I have passed this eclectic looking house many times this
week on the way to forestry meeting and to the farmers'
market, we also passed it last week too, and yes it really is
 a very bright pink and a very strange shape.
One of the contacts helps to organise one of the few farmers' markets here in Latvia and she invited me along to see the market. It was bigger than I expected and as we wandered around I could see some stalls I had seen elsewhere and I wondered how much they adhered to the concept of a local farmers' market. We went around a few of the stalls and asked about their products and I could see the problems in running a local market, one guy had honey and handmade pottery but was from the other side of Latvia, one guy had a local pottery business but employed 22 people, which does not fit into the criteria in England for a farmers' market as a family run business, but that in itself might not be a problem if the aim is to provide a better market for local businesses. It was very funny talking to the stall holders, as she introduced me as a rural specialist, well it would have been funny if it didn't carry with it a great deal of responsibility. I wanted to remind her that I am just a student, but then again in just over a months time I may well have enough credits for a diploma and so be considered qualified in the area of rural development, I guess I had better just get used to it and try to live up to the title.
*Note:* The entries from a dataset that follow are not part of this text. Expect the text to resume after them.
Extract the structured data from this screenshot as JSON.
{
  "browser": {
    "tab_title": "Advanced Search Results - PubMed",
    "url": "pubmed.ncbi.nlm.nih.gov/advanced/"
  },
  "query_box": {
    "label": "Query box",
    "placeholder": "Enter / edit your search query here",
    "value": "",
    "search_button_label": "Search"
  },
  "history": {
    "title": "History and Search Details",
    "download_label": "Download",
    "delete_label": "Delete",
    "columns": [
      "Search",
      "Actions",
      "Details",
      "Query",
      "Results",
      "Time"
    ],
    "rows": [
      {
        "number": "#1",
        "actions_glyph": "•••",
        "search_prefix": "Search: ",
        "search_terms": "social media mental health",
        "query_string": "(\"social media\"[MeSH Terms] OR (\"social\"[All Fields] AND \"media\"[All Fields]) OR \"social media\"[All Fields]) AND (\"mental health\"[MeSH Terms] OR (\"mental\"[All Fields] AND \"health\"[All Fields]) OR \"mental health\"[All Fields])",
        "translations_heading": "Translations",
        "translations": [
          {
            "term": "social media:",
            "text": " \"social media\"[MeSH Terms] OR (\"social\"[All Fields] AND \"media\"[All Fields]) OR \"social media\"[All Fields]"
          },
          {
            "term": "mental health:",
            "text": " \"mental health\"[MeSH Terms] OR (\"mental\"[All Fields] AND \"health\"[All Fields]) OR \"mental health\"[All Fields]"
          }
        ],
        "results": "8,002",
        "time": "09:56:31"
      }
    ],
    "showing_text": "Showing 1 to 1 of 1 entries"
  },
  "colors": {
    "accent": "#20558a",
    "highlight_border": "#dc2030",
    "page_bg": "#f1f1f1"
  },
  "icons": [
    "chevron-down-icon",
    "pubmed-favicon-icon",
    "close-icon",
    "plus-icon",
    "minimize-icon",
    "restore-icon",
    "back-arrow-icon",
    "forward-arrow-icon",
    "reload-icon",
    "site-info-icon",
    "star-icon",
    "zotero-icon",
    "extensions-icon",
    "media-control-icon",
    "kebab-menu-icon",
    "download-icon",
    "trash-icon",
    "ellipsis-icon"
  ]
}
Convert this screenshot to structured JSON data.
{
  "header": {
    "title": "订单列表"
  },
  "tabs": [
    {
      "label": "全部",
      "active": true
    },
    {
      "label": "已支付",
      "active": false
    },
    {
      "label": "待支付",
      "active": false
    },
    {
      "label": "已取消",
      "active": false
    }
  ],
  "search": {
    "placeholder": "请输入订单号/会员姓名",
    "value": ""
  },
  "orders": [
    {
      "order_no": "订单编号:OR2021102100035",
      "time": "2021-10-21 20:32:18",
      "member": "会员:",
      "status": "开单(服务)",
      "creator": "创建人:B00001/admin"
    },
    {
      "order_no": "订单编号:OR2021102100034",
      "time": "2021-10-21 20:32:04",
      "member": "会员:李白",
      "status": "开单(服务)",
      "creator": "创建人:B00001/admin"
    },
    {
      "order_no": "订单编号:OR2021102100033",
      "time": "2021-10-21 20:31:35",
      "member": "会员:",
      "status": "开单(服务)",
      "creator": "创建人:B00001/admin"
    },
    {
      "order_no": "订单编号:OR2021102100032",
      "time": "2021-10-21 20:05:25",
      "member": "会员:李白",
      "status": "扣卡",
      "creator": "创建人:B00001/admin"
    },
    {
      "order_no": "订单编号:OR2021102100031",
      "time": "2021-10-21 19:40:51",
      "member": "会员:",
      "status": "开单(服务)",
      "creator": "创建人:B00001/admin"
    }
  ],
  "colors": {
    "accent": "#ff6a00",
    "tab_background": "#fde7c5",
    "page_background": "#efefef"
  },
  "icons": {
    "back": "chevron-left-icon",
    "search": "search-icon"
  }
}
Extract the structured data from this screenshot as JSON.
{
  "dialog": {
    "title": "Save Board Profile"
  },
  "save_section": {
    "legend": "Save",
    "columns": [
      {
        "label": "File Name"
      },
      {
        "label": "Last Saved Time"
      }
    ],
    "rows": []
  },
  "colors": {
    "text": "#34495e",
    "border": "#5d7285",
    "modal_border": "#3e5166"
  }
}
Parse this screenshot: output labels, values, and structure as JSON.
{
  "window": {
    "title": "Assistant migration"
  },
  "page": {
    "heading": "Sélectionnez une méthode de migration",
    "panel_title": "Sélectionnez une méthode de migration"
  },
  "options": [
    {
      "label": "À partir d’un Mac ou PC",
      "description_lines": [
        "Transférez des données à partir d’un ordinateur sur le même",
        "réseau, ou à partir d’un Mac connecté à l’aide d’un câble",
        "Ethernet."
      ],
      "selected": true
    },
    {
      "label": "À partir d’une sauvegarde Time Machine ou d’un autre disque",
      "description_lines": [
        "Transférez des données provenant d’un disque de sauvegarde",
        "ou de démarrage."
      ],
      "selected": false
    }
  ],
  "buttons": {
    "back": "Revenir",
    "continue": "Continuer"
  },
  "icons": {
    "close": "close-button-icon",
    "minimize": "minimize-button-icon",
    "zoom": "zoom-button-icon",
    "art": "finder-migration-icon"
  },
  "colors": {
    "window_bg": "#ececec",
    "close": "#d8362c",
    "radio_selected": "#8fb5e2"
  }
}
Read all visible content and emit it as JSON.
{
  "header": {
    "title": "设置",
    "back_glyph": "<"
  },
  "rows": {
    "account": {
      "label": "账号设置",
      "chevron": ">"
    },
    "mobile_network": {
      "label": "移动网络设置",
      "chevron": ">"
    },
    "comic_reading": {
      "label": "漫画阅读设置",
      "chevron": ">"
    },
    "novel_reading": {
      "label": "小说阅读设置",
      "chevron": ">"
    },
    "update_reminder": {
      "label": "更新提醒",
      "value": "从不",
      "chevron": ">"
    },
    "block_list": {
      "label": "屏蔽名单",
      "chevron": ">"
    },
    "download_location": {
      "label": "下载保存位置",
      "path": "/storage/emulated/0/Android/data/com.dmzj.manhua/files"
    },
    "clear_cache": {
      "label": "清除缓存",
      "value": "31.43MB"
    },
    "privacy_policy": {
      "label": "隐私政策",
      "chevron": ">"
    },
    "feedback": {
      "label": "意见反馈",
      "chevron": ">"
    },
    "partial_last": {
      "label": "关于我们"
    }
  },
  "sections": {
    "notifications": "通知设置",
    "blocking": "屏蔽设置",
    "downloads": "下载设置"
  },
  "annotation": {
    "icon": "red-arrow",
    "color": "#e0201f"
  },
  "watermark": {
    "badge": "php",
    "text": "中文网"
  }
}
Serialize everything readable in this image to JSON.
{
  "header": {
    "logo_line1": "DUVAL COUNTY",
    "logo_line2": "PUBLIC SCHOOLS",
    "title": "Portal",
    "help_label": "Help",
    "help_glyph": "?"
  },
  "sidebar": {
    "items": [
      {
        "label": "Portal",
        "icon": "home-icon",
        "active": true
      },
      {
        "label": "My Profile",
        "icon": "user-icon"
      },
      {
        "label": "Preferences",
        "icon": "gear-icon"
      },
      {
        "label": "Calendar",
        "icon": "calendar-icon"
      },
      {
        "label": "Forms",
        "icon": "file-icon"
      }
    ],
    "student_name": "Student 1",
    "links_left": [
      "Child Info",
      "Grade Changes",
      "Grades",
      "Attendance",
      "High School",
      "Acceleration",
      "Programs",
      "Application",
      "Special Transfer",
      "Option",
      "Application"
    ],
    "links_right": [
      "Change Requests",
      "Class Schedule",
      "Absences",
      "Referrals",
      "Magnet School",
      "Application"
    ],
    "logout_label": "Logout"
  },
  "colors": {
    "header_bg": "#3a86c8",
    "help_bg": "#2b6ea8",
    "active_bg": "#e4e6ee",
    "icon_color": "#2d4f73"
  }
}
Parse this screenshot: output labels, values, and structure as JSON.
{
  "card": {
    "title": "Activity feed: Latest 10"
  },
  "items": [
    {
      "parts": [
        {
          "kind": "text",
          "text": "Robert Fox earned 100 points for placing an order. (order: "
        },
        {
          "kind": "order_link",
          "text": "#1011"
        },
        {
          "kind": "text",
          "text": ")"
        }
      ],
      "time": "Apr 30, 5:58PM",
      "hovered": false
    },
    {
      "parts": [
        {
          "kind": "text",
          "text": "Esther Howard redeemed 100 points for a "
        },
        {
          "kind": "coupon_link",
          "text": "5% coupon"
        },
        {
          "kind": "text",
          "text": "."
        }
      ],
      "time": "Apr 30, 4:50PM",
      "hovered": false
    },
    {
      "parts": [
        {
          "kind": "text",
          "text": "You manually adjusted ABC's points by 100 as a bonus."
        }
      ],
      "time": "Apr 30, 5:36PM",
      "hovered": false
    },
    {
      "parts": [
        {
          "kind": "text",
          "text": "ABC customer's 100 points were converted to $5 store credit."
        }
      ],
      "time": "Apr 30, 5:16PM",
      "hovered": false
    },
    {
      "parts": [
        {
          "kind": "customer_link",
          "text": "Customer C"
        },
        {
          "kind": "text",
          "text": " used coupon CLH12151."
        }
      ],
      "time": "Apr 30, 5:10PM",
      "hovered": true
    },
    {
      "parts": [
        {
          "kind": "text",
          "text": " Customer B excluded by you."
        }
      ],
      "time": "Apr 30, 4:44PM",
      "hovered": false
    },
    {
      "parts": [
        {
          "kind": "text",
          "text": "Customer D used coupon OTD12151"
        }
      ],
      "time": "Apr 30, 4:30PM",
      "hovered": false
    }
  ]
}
At least I can find the kind of information she requires and can ask some of the right questions they need to be asking, and if I can help in getting a good model set up that works in Latvia then hopefully we can do something similar in our home village, so I can help her now and hopefully she will be able to help me later.

A before and after picture of our hallway at our other
apartment. I know I posted the completed pictures a
short while ago but thought it would be good to see the
before and after side by side.
Besides working on my course I also spent some time out in the garden and I sorted out strawberry plants while Ian planted potatoes. It was much easier for Ian with all our mechanical gadgets as he was able to rotavate the soil and then plough ridges in which to plant the potatoes. Took two days to get all that done and now the soil is ready for seeds too. We were hoping that some rain was on the way as we have only had a light shower for ages and could really do with some rain now to help things grow. It clouded over and we could see pockets of rain around us but nothing over us and so we just have to wait. Still if nothing else this year we can dine on potatoes and strawberries. Talking of strawberries, I didn't realise how invasive those plants are, we started off with 12 plants two years ago and now we have two beds planted up with some more sat at home waiting to go out on the land. Not bad considering the lady who took over the bottom of our plot has the original 12 plants and another row of runners herself. I also sorted out the small flower bed in front of the kitchen window at the other apartment and noticed some rather bare patches and was wondering what I am going to fill those in with when one of our neighbours offered me some plants which she was lifting and dividing, so hopefully we now have some lilies growing - well I think that is what she said they were.

The bathroom is rather different now too!
I can't not mention the big event of the week now, can I? Of course I am talking about the royal wedding, I hadn't set out to watch it, honest I didn't. In fact I hadn't even really given it much thought as I assumed I wouldn't be able to watch, considering that nothing works on BBC iplayer outside of the UK, but I hadn't realised that the Royal Channel on Youtube was doing a live streaming of the event, so yes I got drawn in, and I followed the event online, and joined in some of the chats about it on facebook too - but I was working as well, honest I was! It was a lovely event though, with lots of pageantry and Kate did look splendid, very regal for a commoner, although I did feel sorry for her mum as she looked almost terrified. I am sure there are a few analogies to be drawn there as part of the body of Christ and royal weddings but somehow my mind won't quite function to put something coherent together that won't sound trite, so I will just leave it at that, as a beautiful event to inspire, full of dignity and love and I wish them well.